How priority registration dates are determined sometimes seems like a
mystery to many students. For example, a student gets a late
registration date one semester, only to find out that a friend, who is
a year younger than the student, has a much earlier date for no
There is rhyme and reason to the process, however, and there are
ways to ensure an early registration date.
Registration dates are determined by the Faculty Senate, according
to Eric Forbes, director of Admissions and Records. First-time freshmen
get the best dates so they have a better chance of getting into
beginning-level classes, he said.
Next on the priority registration list are graduating seniors,
followed by students with special priorities, which include disabled
students, presidential scholars, athletes, Associated Students officers

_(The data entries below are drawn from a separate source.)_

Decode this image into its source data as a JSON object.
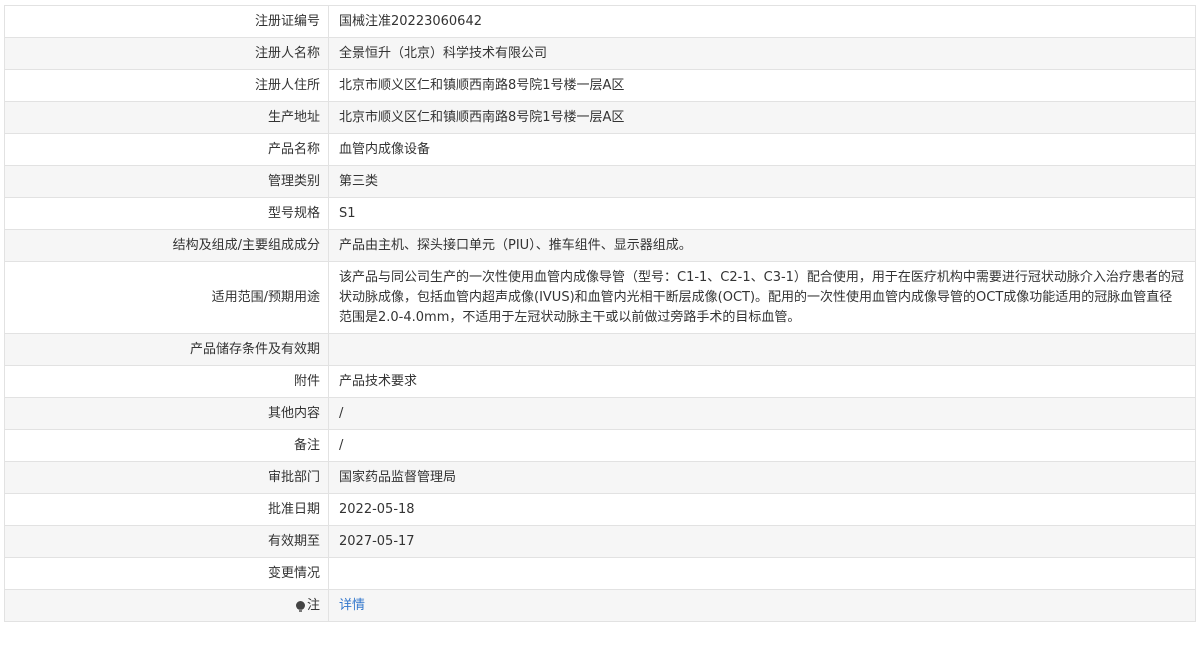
{
  "rows": [
    {
      "label": "注册证编号",
      "value": "国械注准20223060642"
    },
    {
      "label": "注册人名称",
      "value": "全景恒升（北京）科学技术有限公司"
    },
    {
      "label": "注册人住所",
      "value": "北京市顺义区仁和镇顺西南路8号院1号楼一层A区"
    },
    {
      "label": "生产地址",
      "value": "北京市顺义区仁和镇顺西南路8号院1号楼一层A区"
    },
    {
      "label": "产品名称",
      "value": "血管内成像设备"
    },
    {
      "label": "管理类别",
      "value": "第三类"
    },
    {
      "label": "型号规格",
      "value": "S1"
    },
    {
      "label": "结构及组成/主要组成成分",
      "value": "产品由主机、探头接口单元（PIU）、推车组件、显示器组成。"
    },
    {
      "label": "适用范围/预期用途",
      "value": "该产品与同公司生产的一次性使用血管内成像导管（型号：C1-1、C2-1、C3-1）配合使用，用于在医疗机构中需要进行冠状动脉介入治疗患者的冠状动脉成像，包括血管内超声成像(IVUS)和血管内光相干断层成像(OCT)。配用的一次性使用血管内成像导管的OCT成像功能适用的冠脉血管直径范围是2.0-4.0mm，不适用于左冠状动脉主干或以前做过旁路手术的目标血管。"
    },
    {
      "label": "产品储存条件及有效期",
      "value": ""
    },
    {
      "label": "附件",
      "value": "产品技术要求"
    },
    {
      "label": "其他内容",
      "value": "/"
    },
    {
      "label": "备注",
      "value": "/"
    },
    {
      "label": "审批部门",
      "value": "国家药品监督管理局"
    },
    {
      "label": "批准日期",
      "value": "2022-05-18"
    },
    {
      "label": "有效期至",
      "value": "2027-05-17"
    },
    {
      "label": "变更情况",
      "value": ""
    },
    {
      "label": "注",
      "value": "详情"
    }
  ],
  "icons": {
    "note": "lightbulb-icon"
  },
  "colors": {
    "link": "#3377cc",
    "alt_row_bg": "#f6f6f6",
    "border": "#e2e2e2"
  }
}
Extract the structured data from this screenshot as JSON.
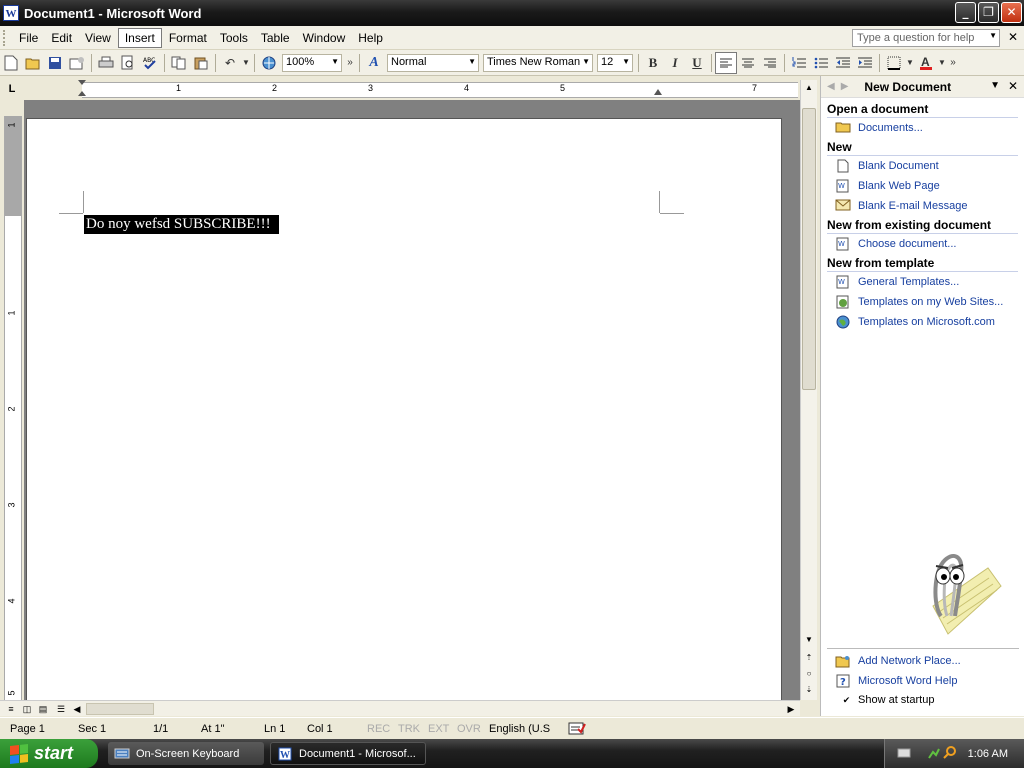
{
  "window": {
    "title": "Document1 - Microsoft Word",
    "app_icon": "W",
    "controls": {
      "minimize": "_",
      "restore": "❐",
      "close": "✕"
    }
  },
  "menubar": {
    "items": [
      "File",
      "Edit",
      "View",
      "Insert",
      "Format",
      "Tools",
      "Table",
      "Window",
      "Help"
    ],
    "active_item": "Insert",
    "help_placeholder": "Type a question for help",
    "close_glyph": "✕"
  },
  "toolbar": {
    "zoom": "100%",
    "style": "Normal",
    "font": "Times New Roman",
    "size": "12",
    "bold": "B",
    "italic": "I",
    "underline": "U",
    "icons": [
      "new-icon",
      "open-icon",
      "save-icon",
      "permission-icon",
      "print-icon",
      "print-preview-icon",
      "spelling-icon",
      "copy-icon",
      "paste-icon",
      "undo-icon",
      "web-icon"
    ]
  },
  "ruler": {
    "corner": "L",
    "h_numbers": [
      "1",
      "2",
      "3",
      "4",
      "5",
      "7"
    ],
    "v_numbers": [
      "1",
      "1",
      "2",
      "3",
      "4",
      "5"
    ]
  },
  "document": {
    "text": "Do noy wefsd SUBSCRIBE!!!"
  },
  "task_pane": {
    "title": "New Document",
    "sections": [
      {
        "heading": "Open a document",
        "links": [
          {
            "label": "Documents...",
            "icon": "folder-icon"
          }
        ]
      },
      {
        "heading": "New",
        "links": [
          {
            "label": "Blank Document",
            "icon": "blank-document-icon"
          },
          {
            "label": "Blank Web Page",
            "icon": "web-page-icon"
          },
          {
            "label": "Blank E-mail Message",
            "icon": "email-icon"
          }
        ]
      },
      {
        "heading": "New from existing document",
        "links": [
          {
            "label": "Choose document...",
            "icon": "document-icon"
          }
        ]
      },
      {
        "heading": "New from template",
        "links": [
          {
            "label": "General Templates...",
            "icon": "template-icon"
          },
          {
            "label": "Templates on my Web Sites...",
            "icon": "web-templates-icon"
          },
          {
            "label": "Templates on Microsoft.com",
            "icon": "globe-icon"
          }
        ]
      }
    ],
    "bottom_links": [
      {
        "label": "Add Network Place...",
        "icon": "network-place-icon"
      },
      {
        "label": "Microsoft Word Help",
        "icon": "help-icon"
      }
    ],
    "show_at_startup": "Show at startup",
    "show_at_startup_checked": true
  },
  "statusbar": {
    "page": "Page 1",
    "sec": "Sec 1",
    "pages": "1/1",
    "at": "At 1\"",
    "ln": "Ln 1",
    "col": "Col 1",
    "rec": "REC",
    "trk": "TRK",
    "ext": "EXT",
    "ovr": "OVR",
    "language": "English (U.S"
  },
  "taskbar": {
    "start": "start",
    "tasks": [
      {
        "label": "On-Screen Keyboard",
        "icon": "keyboard-icon",
        "active": false
      },
      {
        "label": "Document1 - Microsof...",
        "icon": "word-icon",
        "active": true
      }
    ],
    "clock": "1:06 AM"
  }
}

and volunteers, Forbes said.
Rounding out the list are second-semester freshman, classified
graduate students, seniors, juniors and sophomores in descending order
based on units earned, Forbes said.
Presidential scholars are undergraduate students who receive
scholarships for maintaining a minimum 3.5 grade point average and who
work on a project each semester with a faculty member, according to
CSUN’s Financial Aid website.
Student athletes get priority registration because they have an
academic requirement that must be met in order to be allowed to
compete, Forbes said. If they do not get into their classes, they
cannot participate in sports, he said.
The broadest category of priority registration recipients is
volunteers. Volunteers must be involved in campus service in some way
to get priority registration, Forbes said.
A majority of volunteers were previously involved with the
registration process itself, Forbes said, back when it was done in
person. But now that registration is done online, volunteer services
are no longer needed.
‘?The number of persons with early registration dates has declined
because the number of volunteers has declined,’ he said.
New student orientation leaders also get early registration dates.
Victoria Wilson, junior journalism major, said she heard about the
job at her own transfer student orientation. She said she wanted to get
involved in some campus activities, and decided to apply for the
Once accepted, she went through a number of training sessions and a
‘?Not just anybody can do it,’ she said. ‘?You must be interviewed and
a have a recommendation.’
New student orientation leaders assist new students in becoming
familiar with CSUN.
‘?We give them the rundown, a campus tour and (introduce them to) all
sorts of resources,’ she said. ‘?It’s a day-long thing. We feed them and
answer questions. They also get to see a presentation from TAKE. It’s a
situational drama put on by a dozen or so CSUN students about the
pressures of being a freshman in college.’
Another way to get an early registration date is to become a
residential adviser for the Department of Residential Life.
RAs live in the residence halls with other students and are assigned
a floor to oversee, according to Crystal Becks, community coordinator
for staff training and development in Residential Life.
Aside from the 15 hours per week RAs are required to work, they
typically spend between five and 10 additional hours per week helping
other students, Becks said.
‘?(RAs) walk (students) to the counseling center and sit in on
counseling sessions,’ she said. ‘?When students lose financial aid and
are dropped from their classes, RAs try to help them navigate the
situation. They do more than I can really articulate.’
In addition, members of the Residence Halls Association, a student
advocacy and programming organization based out of Residential Life,
receive priority registration, Becks said.